┌─ RECORDS FOR THIS TASK

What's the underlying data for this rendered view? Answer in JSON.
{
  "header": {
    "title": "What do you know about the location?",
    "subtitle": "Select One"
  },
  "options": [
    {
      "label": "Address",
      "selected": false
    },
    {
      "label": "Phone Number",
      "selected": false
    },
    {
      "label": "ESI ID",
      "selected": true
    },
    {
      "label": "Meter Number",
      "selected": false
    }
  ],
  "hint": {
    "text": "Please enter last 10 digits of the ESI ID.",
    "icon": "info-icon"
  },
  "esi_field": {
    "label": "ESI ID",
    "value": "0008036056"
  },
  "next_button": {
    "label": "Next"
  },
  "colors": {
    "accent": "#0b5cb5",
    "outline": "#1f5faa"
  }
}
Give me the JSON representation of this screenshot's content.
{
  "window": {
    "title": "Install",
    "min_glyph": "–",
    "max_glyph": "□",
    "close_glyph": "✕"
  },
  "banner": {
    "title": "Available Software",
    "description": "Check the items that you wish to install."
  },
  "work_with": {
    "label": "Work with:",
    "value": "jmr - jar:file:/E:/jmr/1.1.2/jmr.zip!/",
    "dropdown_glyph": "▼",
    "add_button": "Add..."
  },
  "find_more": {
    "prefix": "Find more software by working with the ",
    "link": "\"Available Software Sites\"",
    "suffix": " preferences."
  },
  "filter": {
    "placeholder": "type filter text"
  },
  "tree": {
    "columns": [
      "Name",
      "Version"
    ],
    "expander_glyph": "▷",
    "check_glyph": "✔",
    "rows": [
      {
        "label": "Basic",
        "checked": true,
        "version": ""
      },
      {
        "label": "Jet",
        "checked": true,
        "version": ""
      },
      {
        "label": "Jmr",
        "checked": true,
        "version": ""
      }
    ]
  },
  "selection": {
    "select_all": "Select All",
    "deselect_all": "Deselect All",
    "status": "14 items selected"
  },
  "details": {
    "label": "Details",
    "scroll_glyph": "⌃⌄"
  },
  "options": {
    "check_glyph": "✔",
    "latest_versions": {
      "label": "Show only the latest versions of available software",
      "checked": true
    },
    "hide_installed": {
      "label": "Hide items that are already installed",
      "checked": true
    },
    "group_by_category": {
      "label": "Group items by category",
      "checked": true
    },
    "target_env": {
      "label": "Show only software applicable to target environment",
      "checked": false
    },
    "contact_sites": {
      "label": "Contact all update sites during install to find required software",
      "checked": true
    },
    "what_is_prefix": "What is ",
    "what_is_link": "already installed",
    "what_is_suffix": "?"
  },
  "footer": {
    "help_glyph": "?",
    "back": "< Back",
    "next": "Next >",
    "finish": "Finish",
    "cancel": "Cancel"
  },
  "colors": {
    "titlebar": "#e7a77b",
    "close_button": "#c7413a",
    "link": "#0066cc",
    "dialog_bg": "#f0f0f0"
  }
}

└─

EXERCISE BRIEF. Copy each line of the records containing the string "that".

ANSWER TO THIS EXERCISE.
    "description": "Check the items that you wish to install."
      "label": "Hide items that are already installed",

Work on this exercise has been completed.